(Yeah, I know – any attempts to make amusing references to snow will fall totally flat with any readers in the South or East today. But I'm doing it anyway… <grin>)
Over the years, I've learned which publications can be trusted to produce consistently (or even mostly) error-free copy and which publications cannot – especially at the local level. For example, my hometown paper, The Gazette, provided a plethora of typos that I submitted to earn extra credit in a copy editing class.
The Denver Post, on the other hand, is a paper I enjoy from both a journalistic and a copy editor point of view. The Post isn't error-free, but typos and other missteps seem to occur on a much less frequent basis than in my local paper.
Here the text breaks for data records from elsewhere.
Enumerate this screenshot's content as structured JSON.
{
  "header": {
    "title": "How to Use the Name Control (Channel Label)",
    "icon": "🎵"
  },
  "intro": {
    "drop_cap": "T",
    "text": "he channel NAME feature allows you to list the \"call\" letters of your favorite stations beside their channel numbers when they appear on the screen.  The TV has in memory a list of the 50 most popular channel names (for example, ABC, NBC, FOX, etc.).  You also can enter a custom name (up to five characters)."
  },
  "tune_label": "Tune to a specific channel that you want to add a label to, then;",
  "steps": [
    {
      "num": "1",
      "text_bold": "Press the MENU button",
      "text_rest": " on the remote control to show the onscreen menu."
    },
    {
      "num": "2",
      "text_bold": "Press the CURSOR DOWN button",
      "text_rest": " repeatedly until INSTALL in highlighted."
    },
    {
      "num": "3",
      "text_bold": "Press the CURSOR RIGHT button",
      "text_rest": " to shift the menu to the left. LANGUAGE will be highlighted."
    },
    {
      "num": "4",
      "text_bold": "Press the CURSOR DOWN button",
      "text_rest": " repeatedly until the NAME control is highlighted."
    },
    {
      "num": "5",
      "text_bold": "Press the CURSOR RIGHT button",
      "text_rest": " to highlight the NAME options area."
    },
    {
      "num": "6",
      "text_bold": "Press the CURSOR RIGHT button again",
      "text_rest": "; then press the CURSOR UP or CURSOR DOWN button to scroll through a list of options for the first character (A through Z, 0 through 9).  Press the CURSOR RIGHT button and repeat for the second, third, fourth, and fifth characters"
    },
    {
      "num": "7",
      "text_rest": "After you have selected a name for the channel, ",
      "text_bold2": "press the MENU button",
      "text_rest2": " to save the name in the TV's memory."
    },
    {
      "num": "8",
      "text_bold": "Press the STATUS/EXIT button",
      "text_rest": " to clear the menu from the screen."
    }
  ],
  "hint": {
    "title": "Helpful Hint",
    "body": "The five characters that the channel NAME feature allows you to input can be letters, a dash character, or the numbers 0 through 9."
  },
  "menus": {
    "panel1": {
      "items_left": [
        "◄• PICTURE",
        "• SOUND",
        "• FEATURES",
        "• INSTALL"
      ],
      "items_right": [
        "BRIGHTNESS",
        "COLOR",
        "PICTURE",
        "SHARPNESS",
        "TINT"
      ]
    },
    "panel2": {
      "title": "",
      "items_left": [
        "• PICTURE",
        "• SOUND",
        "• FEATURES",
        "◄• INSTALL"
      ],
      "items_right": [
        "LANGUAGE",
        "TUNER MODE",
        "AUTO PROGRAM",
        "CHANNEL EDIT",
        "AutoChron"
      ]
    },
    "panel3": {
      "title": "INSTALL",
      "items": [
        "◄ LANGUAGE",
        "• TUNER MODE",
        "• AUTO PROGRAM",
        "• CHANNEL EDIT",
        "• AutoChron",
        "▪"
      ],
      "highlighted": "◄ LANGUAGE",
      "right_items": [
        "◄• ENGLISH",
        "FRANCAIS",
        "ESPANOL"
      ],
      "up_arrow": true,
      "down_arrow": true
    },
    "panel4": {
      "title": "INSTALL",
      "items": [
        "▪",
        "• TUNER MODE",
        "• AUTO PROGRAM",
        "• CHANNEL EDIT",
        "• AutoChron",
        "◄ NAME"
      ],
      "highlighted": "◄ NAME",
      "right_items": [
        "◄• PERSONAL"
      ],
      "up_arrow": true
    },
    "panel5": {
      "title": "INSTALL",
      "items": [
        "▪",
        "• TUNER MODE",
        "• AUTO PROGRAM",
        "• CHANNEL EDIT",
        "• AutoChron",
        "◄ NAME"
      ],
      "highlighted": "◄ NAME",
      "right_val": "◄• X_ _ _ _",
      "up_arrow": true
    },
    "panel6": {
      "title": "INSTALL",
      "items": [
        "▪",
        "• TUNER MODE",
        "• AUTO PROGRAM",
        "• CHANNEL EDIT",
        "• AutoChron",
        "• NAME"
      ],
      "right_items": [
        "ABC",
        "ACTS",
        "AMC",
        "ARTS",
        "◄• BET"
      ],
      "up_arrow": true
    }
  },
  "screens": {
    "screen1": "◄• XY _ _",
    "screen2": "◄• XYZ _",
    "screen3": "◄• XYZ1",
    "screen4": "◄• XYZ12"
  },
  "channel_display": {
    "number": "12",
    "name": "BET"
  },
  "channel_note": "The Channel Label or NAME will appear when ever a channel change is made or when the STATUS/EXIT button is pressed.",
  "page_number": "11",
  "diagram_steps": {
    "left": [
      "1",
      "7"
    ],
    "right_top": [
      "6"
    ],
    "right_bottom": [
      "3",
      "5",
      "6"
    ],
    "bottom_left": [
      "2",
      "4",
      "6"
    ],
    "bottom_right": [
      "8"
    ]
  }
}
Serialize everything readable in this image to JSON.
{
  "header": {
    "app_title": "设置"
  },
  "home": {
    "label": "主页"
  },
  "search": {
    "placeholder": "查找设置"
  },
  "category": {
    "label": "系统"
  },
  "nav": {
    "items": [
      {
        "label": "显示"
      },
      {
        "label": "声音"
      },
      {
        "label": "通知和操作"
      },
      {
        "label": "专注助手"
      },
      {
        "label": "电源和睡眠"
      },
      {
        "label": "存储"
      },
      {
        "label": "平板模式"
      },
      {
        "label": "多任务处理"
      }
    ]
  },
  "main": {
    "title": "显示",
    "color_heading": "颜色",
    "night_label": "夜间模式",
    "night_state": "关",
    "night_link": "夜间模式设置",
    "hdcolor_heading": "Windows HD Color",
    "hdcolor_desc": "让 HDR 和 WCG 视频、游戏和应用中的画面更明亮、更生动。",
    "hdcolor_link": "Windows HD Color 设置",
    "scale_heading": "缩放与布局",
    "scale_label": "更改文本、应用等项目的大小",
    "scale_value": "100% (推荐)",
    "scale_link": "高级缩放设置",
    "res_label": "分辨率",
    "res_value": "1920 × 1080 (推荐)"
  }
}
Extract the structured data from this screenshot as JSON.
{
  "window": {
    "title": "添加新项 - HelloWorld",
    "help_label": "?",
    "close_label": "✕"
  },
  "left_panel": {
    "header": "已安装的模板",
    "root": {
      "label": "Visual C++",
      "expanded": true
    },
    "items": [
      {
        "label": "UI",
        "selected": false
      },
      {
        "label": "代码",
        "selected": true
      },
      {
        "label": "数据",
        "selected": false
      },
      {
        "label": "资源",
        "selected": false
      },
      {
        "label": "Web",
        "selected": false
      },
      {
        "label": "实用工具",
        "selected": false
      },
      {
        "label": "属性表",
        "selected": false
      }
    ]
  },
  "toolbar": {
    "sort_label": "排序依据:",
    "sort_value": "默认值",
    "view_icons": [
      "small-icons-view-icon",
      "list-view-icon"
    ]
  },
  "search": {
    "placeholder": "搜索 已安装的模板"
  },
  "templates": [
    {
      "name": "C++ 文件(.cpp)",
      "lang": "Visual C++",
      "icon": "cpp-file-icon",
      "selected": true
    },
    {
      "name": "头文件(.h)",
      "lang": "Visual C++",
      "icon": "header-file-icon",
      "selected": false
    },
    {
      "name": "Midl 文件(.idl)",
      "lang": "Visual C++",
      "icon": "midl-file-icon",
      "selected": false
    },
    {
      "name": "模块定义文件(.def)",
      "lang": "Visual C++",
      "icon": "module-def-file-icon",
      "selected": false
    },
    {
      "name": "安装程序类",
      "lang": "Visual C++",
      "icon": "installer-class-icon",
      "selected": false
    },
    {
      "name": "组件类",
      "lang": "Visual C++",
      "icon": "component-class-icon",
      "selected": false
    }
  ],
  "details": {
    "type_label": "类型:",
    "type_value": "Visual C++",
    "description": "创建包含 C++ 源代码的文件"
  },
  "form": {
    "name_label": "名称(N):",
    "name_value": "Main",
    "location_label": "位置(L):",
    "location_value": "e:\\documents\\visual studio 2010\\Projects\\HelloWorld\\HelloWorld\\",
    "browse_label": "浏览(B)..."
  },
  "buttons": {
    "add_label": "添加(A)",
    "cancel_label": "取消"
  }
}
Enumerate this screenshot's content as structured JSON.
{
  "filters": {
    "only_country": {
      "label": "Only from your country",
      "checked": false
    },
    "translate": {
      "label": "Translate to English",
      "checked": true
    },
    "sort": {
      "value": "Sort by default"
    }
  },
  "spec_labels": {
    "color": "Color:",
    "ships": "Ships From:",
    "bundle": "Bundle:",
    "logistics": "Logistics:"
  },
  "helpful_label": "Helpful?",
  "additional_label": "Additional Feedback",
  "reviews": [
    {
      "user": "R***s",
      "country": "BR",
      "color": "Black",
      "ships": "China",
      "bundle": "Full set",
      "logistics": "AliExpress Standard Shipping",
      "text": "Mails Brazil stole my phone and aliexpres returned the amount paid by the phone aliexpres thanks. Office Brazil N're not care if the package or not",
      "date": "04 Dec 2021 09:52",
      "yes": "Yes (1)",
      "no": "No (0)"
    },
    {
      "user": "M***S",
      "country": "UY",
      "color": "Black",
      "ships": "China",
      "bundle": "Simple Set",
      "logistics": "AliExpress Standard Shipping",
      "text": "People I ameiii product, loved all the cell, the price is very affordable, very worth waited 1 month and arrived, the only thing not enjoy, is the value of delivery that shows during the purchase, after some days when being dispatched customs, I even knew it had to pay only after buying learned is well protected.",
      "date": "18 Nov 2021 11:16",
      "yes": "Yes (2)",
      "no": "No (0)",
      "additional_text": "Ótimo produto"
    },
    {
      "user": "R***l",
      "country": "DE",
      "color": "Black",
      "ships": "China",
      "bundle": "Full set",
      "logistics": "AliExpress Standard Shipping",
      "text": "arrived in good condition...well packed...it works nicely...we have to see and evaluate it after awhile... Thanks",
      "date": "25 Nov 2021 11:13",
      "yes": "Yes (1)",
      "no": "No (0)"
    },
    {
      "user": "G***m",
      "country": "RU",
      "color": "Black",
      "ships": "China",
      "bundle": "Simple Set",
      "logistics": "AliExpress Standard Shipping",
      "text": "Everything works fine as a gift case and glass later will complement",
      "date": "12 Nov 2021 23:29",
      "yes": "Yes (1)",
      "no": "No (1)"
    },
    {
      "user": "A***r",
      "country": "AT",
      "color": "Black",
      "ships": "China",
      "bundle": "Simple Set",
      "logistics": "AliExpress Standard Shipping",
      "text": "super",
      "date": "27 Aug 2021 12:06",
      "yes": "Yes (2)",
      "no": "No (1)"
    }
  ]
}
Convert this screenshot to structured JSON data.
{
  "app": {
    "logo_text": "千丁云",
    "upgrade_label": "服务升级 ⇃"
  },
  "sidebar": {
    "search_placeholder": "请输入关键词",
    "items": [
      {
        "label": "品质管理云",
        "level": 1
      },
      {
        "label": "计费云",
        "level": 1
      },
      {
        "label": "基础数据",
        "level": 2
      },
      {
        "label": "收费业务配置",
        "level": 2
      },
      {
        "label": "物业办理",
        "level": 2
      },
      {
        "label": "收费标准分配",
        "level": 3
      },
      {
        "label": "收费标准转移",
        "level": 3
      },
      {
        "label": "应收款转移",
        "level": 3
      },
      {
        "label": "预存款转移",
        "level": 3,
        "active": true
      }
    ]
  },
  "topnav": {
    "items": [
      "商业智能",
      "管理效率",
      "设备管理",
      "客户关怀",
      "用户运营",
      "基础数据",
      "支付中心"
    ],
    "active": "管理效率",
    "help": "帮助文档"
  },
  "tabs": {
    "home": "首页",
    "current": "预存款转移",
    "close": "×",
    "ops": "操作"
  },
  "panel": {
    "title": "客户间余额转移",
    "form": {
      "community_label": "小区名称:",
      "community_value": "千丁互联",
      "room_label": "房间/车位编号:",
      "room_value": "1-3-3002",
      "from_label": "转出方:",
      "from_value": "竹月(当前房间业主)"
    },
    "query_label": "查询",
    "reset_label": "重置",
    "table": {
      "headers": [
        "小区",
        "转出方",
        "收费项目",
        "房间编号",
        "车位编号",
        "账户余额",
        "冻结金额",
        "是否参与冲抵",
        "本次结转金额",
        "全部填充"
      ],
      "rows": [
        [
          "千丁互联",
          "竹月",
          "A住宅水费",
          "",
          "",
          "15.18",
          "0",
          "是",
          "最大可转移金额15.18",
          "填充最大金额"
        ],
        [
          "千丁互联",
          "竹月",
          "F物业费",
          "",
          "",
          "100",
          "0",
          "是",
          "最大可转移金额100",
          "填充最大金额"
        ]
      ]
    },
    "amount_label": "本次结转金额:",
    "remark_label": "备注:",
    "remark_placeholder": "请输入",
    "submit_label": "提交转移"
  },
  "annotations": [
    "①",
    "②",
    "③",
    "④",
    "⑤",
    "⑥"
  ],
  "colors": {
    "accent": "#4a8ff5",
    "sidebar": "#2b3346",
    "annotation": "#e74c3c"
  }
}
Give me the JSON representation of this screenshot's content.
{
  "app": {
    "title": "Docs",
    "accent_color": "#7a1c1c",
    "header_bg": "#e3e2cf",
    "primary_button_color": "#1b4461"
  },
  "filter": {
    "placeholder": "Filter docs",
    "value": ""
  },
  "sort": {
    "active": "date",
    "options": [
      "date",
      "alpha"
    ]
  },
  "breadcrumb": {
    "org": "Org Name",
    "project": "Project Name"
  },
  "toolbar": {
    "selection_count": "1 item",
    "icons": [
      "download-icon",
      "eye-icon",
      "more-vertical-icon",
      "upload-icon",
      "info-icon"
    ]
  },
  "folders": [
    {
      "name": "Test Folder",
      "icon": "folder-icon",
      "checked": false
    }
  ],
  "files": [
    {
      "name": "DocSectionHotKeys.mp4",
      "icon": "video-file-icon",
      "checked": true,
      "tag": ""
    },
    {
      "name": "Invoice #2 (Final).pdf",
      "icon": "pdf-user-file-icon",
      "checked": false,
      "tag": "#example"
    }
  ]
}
When a mistake pops up, though, it's usually interesting. Here are a couple I found in a story about last week's storm:
The snow piling up this morning is expected to dump up to 9 inches on the metro area…
Take a look at the subject-verb combination here. As written, the writer is saying that the snow already on the ground is going to dump even more snow on the city, when it's actually the storm that will do the dumping! Tsk.
Then there's this account of a bus accident later in the story:
...Eight of the 12 ople on board have been taken to a hospital…
I'd like to know what kind of word-processing program missed that one, because it's clearly highlighted in mine. :-)